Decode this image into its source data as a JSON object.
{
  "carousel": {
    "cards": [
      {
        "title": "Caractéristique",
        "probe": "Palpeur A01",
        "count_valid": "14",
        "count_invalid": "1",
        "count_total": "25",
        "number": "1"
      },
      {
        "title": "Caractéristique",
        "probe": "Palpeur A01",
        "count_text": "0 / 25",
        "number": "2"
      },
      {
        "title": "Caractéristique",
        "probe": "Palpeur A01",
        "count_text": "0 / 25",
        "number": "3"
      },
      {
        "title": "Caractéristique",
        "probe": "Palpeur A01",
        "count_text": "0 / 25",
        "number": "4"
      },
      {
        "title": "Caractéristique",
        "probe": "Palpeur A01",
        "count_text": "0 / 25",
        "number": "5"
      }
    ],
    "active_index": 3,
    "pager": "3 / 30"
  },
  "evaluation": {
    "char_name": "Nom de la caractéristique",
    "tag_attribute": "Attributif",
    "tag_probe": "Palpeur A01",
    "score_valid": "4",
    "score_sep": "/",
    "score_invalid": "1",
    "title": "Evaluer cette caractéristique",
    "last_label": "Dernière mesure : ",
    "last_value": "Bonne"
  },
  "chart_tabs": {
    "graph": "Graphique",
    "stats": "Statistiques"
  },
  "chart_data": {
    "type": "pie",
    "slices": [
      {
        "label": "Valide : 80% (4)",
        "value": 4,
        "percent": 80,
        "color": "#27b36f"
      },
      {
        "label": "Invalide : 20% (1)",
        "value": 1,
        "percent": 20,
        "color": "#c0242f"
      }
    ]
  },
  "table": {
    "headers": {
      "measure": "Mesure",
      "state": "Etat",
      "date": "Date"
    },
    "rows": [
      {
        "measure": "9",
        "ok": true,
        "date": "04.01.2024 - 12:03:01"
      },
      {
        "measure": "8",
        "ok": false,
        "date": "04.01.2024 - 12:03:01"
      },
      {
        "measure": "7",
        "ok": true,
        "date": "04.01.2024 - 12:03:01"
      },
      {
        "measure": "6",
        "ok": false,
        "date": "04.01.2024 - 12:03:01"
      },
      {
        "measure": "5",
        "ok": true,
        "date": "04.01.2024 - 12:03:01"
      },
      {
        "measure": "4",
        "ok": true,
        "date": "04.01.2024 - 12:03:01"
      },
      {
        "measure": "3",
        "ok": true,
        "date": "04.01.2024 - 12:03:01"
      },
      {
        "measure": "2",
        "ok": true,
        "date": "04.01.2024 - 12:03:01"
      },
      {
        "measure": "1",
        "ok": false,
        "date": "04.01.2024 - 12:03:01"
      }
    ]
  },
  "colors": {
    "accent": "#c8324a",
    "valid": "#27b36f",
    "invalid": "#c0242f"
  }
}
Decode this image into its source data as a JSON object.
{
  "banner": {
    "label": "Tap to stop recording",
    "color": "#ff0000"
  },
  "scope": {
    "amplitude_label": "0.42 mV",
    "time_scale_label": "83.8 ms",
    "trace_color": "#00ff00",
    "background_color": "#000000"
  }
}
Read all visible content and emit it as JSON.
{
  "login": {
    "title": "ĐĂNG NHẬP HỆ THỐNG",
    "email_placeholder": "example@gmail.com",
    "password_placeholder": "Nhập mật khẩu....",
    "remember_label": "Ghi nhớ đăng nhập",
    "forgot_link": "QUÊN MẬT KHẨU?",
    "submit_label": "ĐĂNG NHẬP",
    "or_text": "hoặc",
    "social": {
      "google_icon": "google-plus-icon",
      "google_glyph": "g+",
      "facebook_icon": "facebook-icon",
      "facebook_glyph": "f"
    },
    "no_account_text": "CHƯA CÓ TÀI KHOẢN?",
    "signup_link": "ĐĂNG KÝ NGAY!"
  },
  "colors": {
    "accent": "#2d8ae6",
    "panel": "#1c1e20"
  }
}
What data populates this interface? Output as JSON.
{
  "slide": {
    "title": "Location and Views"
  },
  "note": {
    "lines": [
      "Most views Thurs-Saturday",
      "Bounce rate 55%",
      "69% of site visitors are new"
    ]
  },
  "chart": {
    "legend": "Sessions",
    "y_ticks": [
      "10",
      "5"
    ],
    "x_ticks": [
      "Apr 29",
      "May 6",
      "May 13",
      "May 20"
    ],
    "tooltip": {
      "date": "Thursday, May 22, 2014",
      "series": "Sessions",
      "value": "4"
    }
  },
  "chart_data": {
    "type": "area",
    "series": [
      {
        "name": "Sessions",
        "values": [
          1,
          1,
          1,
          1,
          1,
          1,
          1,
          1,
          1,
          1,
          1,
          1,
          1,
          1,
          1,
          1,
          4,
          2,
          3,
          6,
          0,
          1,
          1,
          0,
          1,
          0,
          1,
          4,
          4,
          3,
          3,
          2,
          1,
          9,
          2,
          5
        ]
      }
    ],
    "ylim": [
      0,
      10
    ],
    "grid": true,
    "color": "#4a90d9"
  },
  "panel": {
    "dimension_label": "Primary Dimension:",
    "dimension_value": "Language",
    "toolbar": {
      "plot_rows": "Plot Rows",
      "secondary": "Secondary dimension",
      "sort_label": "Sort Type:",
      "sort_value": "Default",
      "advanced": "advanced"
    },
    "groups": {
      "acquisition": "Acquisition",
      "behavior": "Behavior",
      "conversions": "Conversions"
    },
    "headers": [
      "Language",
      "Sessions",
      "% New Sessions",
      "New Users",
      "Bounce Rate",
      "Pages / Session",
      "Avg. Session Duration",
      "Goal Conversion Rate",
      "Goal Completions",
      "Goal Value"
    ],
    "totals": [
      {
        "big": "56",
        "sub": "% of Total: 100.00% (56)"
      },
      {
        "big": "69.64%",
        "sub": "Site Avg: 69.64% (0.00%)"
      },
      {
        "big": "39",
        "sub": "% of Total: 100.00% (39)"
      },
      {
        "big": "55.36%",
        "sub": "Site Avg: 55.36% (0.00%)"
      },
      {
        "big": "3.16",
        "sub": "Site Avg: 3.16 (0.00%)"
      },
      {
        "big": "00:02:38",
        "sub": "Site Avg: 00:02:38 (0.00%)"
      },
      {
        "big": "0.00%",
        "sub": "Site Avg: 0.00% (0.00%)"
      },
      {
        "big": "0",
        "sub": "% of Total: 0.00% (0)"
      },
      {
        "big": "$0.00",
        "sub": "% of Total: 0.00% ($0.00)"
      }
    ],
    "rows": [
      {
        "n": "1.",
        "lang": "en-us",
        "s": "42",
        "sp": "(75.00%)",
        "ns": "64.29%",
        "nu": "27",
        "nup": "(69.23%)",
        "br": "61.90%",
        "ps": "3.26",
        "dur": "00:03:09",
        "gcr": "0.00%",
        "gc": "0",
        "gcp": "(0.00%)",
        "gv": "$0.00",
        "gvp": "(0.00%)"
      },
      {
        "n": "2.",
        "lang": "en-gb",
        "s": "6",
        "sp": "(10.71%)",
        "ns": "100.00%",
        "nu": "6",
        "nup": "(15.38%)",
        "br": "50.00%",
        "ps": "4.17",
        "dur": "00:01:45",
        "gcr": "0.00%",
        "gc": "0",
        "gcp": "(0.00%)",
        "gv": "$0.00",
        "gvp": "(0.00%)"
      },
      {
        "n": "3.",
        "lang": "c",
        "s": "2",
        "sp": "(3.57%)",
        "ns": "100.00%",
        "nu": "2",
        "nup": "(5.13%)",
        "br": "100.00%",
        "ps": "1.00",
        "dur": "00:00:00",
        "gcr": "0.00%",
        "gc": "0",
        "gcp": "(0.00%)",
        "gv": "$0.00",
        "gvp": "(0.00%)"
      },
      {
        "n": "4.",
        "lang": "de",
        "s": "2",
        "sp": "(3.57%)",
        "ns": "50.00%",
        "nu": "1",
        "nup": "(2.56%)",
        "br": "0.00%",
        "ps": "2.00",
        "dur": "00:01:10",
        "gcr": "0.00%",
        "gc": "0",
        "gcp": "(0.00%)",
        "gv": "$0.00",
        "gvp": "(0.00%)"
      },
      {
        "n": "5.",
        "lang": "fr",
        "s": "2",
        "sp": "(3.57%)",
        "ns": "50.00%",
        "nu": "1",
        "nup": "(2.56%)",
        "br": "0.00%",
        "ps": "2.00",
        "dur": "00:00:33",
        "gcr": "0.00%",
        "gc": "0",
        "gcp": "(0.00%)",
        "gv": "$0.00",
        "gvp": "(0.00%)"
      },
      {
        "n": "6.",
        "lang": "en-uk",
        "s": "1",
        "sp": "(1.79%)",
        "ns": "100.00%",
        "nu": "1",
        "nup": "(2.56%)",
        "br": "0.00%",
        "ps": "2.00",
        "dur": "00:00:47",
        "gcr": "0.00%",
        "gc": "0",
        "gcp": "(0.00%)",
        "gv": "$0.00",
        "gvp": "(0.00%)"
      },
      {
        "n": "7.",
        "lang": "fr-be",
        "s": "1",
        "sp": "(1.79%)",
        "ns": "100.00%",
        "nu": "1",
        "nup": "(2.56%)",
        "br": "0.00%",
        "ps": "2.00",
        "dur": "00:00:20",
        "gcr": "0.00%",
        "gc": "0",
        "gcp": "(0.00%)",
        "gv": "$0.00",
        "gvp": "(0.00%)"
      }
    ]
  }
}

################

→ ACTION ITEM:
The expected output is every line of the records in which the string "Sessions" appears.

→ TASK RESULT:
    "legend": "Sessions",
      "series": "Sessions",
        "name": "Sessions",
      "Sessions",
      "% New Sessions",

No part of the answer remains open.